Gather, from the data below, each line in which the word "icon" occurs.

----- Recorded information

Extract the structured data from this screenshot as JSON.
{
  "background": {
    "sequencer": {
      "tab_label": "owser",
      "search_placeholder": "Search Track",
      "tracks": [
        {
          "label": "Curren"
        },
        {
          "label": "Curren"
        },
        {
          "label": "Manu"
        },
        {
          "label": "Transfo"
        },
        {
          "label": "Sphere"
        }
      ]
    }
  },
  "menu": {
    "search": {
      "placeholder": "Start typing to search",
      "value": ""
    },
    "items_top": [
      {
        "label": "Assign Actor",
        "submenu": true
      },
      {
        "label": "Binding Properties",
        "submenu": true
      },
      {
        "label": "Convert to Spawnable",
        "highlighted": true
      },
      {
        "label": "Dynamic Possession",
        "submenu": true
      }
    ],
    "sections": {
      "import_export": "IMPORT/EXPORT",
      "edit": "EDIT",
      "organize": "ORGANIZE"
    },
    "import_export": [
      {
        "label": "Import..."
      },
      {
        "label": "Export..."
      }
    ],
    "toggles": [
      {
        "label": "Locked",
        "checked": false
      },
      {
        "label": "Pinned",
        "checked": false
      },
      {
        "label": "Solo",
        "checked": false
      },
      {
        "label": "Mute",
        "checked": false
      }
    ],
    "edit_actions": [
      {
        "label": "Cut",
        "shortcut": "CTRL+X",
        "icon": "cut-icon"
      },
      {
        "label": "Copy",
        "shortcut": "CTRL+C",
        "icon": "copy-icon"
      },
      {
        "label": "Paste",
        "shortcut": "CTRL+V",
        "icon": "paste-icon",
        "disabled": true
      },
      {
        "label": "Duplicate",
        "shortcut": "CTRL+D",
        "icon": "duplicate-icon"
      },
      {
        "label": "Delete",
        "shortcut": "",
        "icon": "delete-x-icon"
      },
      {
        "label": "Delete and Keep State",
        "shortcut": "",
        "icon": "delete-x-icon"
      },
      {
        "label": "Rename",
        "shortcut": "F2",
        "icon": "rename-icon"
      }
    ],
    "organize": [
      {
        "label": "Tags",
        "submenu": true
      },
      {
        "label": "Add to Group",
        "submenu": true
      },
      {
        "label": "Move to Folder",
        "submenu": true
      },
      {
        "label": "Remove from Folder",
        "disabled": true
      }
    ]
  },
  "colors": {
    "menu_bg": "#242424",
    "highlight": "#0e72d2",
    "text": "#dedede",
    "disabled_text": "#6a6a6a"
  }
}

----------

* Solution *
        "icon": "cut-icon"
        "icon": "copy-icon"
        "icon": "paste-icon",
        "icon": "duplicate-icon"
        "icon": "delete-x-icon"
        "icon": "delete-x-icon"
        "icon": "rename-icon"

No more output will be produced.